The best way to look for damson recipes is to search under plums. Anything you can do with a plum you can do with a damson, although it would be wise to add a touch more sugar as damsons are rather tart; they are not the sort of fruit you would eat plucked straight from the tree.

The other issue with damsons is their stones. They are practically impossible, as far as I can tell, to de-stone before cooking and the best way is to cook down the damsons, sieve the juice out of the way, then sift through the pulp by hand to remove each stone. It’s a bit of a labour but worthwhile if you like your damsons.

Want another damson recipe? What about this Damson Orange Cinnamon Jam?

Chinese Damson Sauce | Stroud Green Larder

How to make Chinese Damson Sauce

  1. Cook the damsons in a splash of water until they have broken down. Remove from the heat, sift through and remove the stones.
  2. Add the damsons, along with the rest of the ingredients, into a large preserving pan. Bring to a boil, then turn down to simmer for 30 minutes.
  3. Pour everything into a blender and whizz up until very smooth.
  4. Pour back into the preserving pan, bring back to a boil then remove from heat.
  5. Decant into sterilised jars.

How to use Chinese Damson Sauce

This Chinese Damson Sauce is an absolute winner and is of course a natural fit for serving with your crispy duck and pancakes, but it’s more versatile than that:

Swap your regular supermarket Hoisin sauce, Oyster sauce or Black Bean sauce for this Chinese Damson Sauce.

Serve with these Crispy Duck Summer Rolls

Use as a dipping sauce for wantons, sesame toasts or grilled chicken.

Tip on Sweetness

I was quite reserved on the sugar in this recipe, adding only as much as I needed to remove the upfront damson tang. For someone who practically lives on cakes I don’t like anything to be overly sweet, but if you like your condiments a little sweeter then taste after blending and add more sugar before the final boil if needed. Make sure the sugar has dissolved before decanting.

Chinese Damson Sauce | Stroud Green Larder

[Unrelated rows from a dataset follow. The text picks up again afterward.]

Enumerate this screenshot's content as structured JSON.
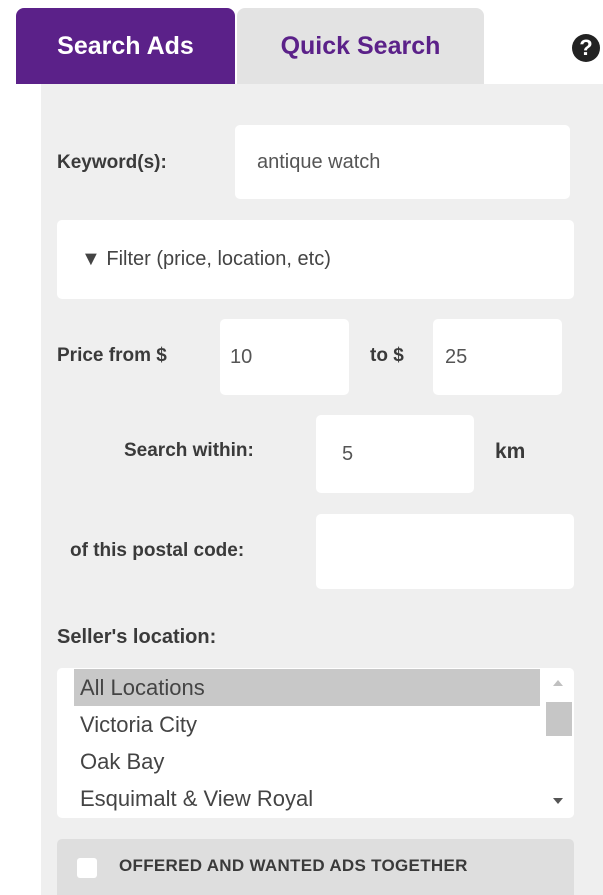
{
  "tabs": {
    "active": "Search Ads",
    "inactive": "Quick Search"
  },
  "help": {
    "glyph": "?"
  },
  "keyword": {
    "label": "Keyword(s):",
    "value": "antique watch"
  },
  "filter": {
    "label": "▼ Filter (price, location, etc)"
  },
  "price": {
    "from_label": "Price from $",
    "from_value": "10",
    "to_label": "to $",
    "to_value": "25"
  },
  "distance": {
    "label": "Search within:",
    "value": "5",
    "unit": "km"
  },
  "postal": {
    "label": "of this postal code:",
    "value": ""
  },
  "seller_location": {
    "label": "Seller's location:",
    "options": [
      "All Locations",
      "Victoria City",
      "Oak Bay",
      "Esquimalt & View Royal"
    ],
    "selected": "All Locations"
  },
  "offered_wanted": {
    "label": "OFFERED AND WANTED ADS TOGETHER",
    "checked": false
  },
  "colors": {
    "brand": "#5b2189",
    "panel": "#efefef",
    "inactive_tab": "#e3e3e3"
  }
}
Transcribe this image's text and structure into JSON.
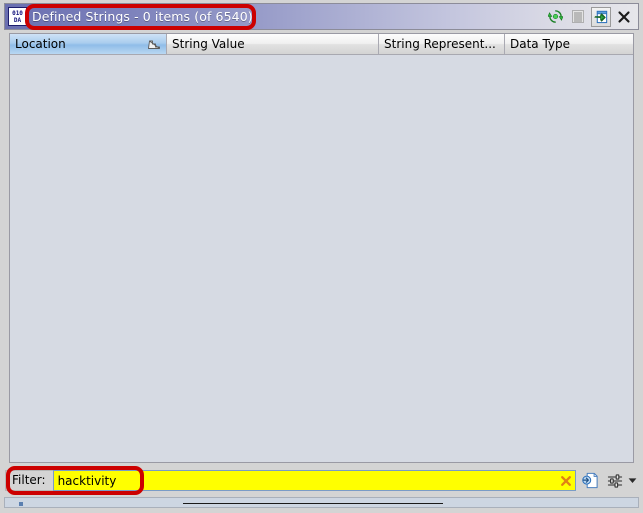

If you like this Chinese Damson Sauce then try this equally amazing Blackberry Hoisin Sauce.

If you make this Chinese Damson Sauce then please leave a comment below and/or give the recipe a rating. If you then go on to use this recipe as a launch pad for your own baking creation then I’d also love it if you’d share it and tag me on Instagram. It is so lovely for me to see your versions and variations of my recipes.

Chinese Damson Sauce

A deliciously sweet sour condiment infused with spices and excellent with stir fries.
Prep Time30 mins
Cook Time1 hr
Course: Condiment
Cuisine: Chinese


  • 1 kg damsons
  • 150 g pitted prunes
  • 1 onion chopped
  • 2 cloves garlic chopped
  • 1 inch fresh ginger peeled and diced
  • 225 g soft light brown sugar
  • 120 ml rice vinegar
  • 2 tablespoons coconut aminos
  • 1 teaspoon ground cinnamon
  • 1 star anise
  • ¼ teaspoon whole black peppercorns
  • ½ teaspoon fennel seeds
  • ½ teaspoon chilli flakes
  • ¼ teaspoon schezuan pepper
  • 1 teaspoon salt


  • Place the damsons in a large preserving pan and cook them for about 10 minutes with 100ml water, until they are soft and the stones popping out.
  • The easiest way to remove the stones is to strain the damsons, spread the pulp out on a large plate then pick through all the pulp carefully with food grade gloves to remove each stone. Place the de-stoned pulp and the damson juice back into the preserving pan.
  • Add all the rest of the ingredients and bring to a boil. Turn the heat down and simmer for 30 minutes.
  • Pour everything into a blender and blitz until smooth.
  • Pour the sauce back into the preserving pan, taste for seasoning and bring back to a gentle boil.
  • Remove from the heat and decant into sterilised jars.


Inspired by Liana Krissoff's Chinese Plum Sauce from Canning For A New Generation